KPIs: Are Ours Powerful?

A key performance indicator (KPI) is a management tool.  Key performance indicators are not goals. KPIs are measures used to gage the progress or advancement toward the organizations’ purpose; its mission, operational or department goals, and strategic goals.

Key performance indicators, when not linked to the organizations purpose, can lead to perverse incentives and unintended consequences as a result of people not understanding the real purpose behind the measures or working to manipulate the specific measurements at the expense of the actual quality or value of their work.   In other words, Leadership must precede Management.

Although in some instances organizations use qualitative indicators, the best, most precise KPIs are quantitative indicators that are both specific and measurable, they can be represented with a number, or a simple yes/no statement and therefore are not subject to human interpretation and disagreement.

The most powerful KPIs are quantitative.

Many organizations use process indicators that measure compliance with, or the efficiency, or effectiveness of a process. Process indicators can be very informative and powerful if used in conjunction with or in the context of outcome indicators that reflect the outcome or results. Measuring results is the only real gage of effectiveness, and informs users of their progress toward the organizations mission, departmental goals and strategic goals.

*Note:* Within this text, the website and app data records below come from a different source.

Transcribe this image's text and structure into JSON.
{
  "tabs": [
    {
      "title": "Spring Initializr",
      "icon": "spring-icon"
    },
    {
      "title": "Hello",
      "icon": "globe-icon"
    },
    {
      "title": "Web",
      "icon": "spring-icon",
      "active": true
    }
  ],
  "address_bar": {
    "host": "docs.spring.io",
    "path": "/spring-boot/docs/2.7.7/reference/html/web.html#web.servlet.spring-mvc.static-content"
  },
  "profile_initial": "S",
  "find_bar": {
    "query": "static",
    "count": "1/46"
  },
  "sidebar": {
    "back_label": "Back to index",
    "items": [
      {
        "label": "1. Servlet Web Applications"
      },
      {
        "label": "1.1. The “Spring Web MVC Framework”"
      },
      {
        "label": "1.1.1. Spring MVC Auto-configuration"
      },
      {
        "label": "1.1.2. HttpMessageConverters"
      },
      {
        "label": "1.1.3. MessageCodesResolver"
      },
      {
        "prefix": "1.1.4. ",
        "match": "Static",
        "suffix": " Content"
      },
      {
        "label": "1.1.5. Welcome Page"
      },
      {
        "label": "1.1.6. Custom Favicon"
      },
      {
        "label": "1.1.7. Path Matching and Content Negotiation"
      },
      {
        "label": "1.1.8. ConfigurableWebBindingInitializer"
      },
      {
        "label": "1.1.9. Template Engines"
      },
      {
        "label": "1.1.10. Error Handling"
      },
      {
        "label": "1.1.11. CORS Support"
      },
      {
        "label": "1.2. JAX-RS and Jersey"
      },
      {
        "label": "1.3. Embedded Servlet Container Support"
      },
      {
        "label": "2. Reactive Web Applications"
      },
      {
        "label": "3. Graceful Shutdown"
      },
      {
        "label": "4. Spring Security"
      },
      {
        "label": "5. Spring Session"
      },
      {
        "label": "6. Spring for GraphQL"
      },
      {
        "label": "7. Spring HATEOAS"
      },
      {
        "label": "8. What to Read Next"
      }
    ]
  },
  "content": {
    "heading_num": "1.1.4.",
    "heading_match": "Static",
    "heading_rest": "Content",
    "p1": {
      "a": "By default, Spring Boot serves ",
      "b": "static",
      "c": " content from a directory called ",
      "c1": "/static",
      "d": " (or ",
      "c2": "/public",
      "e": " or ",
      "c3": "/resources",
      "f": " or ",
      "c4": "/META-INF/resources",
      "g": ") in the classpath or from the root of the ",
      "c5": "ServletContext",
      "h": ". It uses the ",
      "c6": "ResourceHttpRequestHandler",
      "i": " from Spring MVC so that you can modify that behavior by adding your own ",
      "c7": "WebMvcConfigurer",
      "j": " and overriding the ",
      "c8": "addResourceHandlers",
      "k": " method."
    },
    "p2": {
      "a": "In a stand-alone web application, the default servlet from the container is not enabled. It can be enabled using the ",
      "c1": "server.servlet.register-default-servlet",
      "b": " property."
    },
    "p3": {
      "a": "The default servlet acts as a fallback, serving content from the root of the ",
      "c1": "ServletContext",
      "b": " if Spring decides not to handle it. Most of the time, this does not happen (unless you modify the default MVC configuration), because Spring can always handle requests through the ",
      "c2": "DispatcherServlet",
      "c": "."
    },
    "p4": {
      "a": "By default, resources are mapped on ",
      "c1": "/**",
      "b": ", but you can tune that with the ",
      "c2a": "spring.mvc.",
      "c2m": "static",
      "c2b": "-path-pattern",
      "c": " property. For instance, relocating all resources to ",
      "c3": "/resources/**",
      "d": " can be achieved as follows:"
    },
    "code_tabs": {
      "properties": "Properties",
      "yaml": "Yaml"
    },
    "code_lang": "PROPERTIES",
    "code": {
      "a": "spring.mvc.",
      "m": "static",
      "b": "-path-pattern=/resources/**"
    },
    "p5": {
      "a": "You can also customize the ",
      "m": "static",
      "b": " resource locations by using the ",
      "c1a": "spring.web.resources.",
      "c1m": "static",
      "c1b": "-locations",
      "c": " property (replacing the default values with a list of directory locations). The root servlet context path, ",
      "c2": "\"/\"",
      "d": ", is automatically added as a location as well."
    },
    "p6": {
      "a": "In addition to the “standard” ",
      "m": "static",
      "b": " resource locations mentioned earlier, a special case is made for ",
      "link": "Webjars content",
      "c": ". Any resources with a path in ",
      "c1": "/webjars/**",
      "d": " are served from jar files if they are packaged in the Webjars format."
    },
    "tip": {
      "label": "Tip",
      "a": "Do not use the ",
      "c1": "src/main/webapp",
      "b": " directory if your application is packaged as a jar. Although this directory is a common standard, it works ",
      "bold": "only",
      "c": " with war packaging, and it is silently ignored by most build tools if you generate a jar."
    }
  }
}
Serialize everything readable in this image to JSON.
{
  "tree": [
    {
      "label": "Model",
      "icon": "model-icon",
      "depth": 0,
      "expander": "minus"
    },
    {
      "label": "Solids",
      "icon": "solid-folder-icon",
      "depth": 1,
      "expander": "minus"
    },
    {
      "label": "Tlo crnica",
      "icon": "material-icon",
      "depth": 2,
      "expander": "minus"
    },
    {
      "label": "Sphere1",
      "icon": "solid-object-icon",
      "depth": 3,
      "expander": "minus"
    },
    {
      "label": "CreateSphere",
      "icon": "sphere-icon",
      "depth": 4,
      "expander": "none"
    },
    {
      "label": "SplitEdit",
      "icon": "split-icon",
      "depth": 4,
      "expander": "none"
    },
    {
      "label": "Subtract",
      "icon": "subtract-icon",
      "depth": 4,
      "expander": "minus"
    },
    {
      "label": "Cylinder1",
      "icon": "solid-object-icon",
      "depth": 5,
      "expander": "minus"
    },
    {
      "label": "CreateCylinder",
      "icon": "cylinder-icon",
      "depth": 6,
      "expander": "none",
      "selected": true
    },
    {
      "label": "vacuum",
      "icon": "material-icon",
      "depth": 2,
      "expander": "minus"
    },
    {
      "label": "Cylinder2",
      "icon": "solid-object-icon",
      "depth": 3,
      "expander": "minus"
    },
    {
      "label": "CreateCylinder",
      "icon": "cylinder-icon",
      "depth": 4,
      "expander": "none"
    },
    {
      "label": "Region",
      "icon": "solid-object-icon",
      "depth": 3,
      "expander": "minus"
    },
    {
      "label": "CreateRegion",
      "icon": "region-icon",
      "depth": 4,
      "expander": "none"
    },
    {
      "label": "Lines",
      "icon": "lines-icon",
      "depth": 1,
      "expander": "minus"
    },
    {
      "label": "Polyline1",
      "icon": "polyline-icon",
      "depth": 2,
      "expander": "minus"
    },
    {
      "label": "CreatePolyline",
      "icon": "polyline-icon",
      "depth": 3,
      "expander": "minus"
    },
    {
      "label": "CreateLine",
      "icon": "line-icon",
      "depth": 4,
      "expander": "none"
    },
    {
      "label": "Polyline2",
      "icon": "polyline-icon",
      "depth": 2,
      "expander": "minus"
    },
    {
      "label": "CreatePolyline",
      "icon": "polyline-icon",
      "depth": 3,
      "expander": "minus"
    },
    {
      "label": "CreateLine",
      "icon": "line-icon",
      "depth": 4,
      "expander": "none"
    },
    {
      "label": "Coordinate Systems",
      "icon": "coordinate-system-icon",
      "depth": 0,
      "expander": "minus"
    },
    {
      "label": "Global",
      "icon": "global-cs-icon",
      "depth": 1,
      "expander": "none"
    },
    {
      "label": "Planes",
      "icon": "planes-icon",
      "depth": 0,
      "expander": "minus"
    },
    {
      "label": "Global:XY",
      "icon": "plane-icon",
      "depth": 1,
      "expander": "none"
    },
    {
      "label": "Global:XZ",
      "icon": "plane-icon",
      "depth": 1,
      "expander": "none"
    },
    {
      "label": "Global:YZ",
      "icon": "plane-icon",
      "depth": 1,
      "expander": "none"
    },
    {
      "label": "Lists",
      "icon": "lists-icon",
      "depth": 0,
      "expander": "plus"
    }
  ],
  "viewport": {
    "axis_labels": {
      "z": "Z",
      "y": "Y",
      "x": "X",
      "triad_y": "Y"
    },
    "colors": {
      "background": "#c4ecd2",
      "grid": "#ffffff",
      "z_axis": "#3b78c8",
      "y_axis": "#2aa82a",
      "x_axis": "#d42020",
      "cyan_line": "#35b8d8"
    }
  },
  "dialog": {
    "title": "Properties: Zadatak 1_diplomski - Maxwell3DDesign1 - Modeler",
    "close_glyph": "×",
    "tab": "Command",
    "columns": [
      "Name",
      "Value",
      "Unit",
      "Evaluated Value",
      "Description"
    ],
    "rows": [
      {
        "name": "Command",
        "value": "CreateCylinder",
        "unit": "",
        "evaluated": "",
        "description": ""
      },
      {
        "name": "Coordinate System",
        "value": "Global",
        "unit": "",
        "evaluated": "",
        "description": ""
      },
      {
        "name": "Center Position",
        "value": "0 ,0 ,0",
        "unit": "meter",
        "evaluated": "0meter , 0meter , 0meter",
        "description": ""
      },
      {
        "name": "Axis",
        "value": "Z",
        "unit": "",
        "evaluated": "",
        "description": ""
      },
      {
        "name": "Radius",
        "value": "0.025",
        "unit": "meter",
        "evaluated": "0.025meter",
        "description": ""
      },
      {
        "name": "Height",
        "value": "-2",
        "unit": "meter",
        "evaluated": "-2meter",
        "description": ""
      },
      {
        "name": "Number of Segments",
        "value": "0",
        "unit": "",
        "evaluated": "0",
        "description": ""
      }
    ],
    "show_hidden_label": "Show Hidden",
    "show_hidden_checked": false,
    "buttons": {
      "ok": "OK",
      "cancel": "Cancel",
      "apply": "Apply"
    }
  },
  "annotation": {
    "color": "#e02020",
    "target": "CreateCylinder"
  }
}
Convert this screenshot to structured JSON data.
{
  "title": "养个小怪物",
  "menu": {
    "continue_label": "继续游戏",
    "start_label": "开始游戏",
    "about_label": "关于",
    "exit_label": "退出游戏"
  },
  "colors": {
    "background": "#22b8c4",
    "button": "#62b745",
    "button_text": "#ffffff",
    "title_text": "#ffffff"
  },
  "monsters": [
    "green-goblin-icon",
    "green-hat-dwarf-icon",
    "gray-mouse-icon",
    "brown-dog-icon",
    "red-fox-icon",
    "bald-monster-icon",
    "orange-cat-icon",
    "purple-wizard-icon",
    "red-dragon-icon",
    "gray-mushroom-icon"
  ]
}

Measuring only process goals may feel safer to some because people can be assured that “I am doing it right” but only outcome measures really inform users as to whether they are “getting the job done.” Any initiative to develop effective KPIs should always begin with outcome measures.

There are 2 distinct types of outcome indicators: lagging indicators and leading indicators:

  • Lagging indicators measure the ultimate success or failure of the goal post hoc, or after the conclusion of activities.

  • Leading indicators measure the potential success or failure well in advance of the ultimate (lagging) outcome measure.

In addition, input indicators that measure the amount of resources consumed during the generation of the outcome are critical in ensuring that an activity, process or project is sustainable.

Once the categories of KPIs have been established, future targets must be declared. Targeted KPIs have a timeframe in the future. They can be 5 years, 1 year, quarterly, monthly, weekly… even hourly.

In order for KPIs to be effective, one individual must promise to be accountable for ensuring that the future targeted KPI is achieved.